Think back to the last time you didn’t get a full night’s sleep.  How did it affect your concentration?

 Your reaction time?  Your mood?  Now imagine you are four to nine years of age, with that same lack of sleep only you’re expected to sit in a classroom, listen to your teacher, and retain information all day long.  This is exactly what is happening to millions of children on a daily basis.  Multiple studies show that a lack of quality sleep in children can lead to deficient growth, hyperactivity, low motivation, poor behavior, trouble following directions, inability to concentrate, delayed processing and altered brain function.  In my opinion, the best natural advantage you can give your child is good quality sleep with a maximum amount of oxygen flow and uptake.

The Problem:

Sleep Disordered Breathing (SDB) is a condition characterized by repeated episodes of sleep related breathing abnormalities including but not limited to, hypopnea (under-breathing), apnea (not breathing),  snoring, upper airway resistance, sleep apnea and obstructive sleep apnea.  Most adults are familiar with snoring and cessation of breath in the night, but did you know that the same conditions could be affecting the children in your family?

Did you know?

A Preschooler (Ages 3-5 years) should be getting between ten and thirteen hours of sleep.

Your child should sleep with their mouth closed and breath through their nose.

Tooth Grinding is frequently related to SDB.

The slightest sound from your child in the night, often described as a purring can be considered pediatric snoring.

A child with a lack of adequate sleep often has a forward head posture, and may have a long face with venous pooling under the eyes.

A child with a lack of sleep may be overactive, act out and have difficulty following directions and is often confused with having an attention deficit disorder.

Sleeping with the tongue on the roof of the mouth is critical for proper cranial and airway development.

If a child’s father snores his children are prone to have sleep disordered breathing.

 

What can you do about it?

Pay attention to your child’s sleeping patterns, watch and listen for abnormal sounds, snores or gasps for air.

If you are suspicious of SDB, take a video of your child sleeping at night and view it with a professional.

Take a Sleep Questionnaire** and review the answers with a trusted dentist or physician.

Use available resources to you such as: The Oxygen Advantage by Patrick McKeown, Johns Hopkins Pediatric Sleep Center website.

Conclusion

Sleep disordered breathing afflicts a large number of children.  The problem is often multifactorial and the most effective treatment involves cooperation between parents, physicians and dentists.  An exam and sleep screening are complimentary in most Orthodontic Offices, and one the most effective and least invasive treatments is prevention through airway development.
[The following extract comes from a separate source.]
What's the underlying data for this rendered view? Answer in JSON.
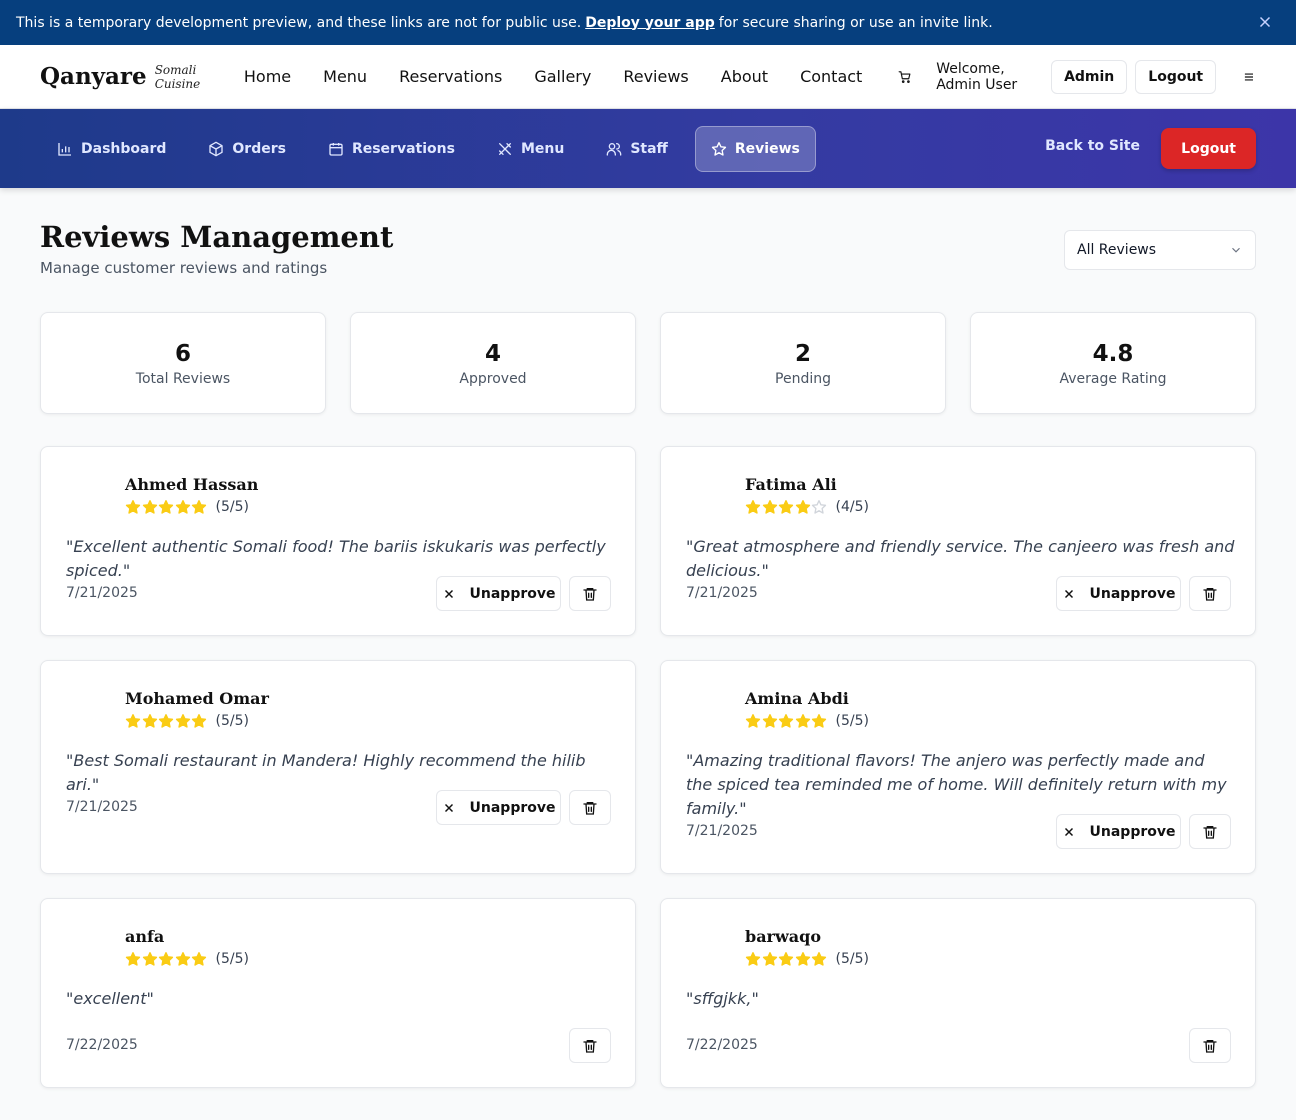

A healthy night’s sleep, and a well-developed airway, is the best natural advantage you can give your child mentally and physically.

 

 

 

 

 

 

**Obtain a free Sleep Questionnaire at southtexasorthodontics.com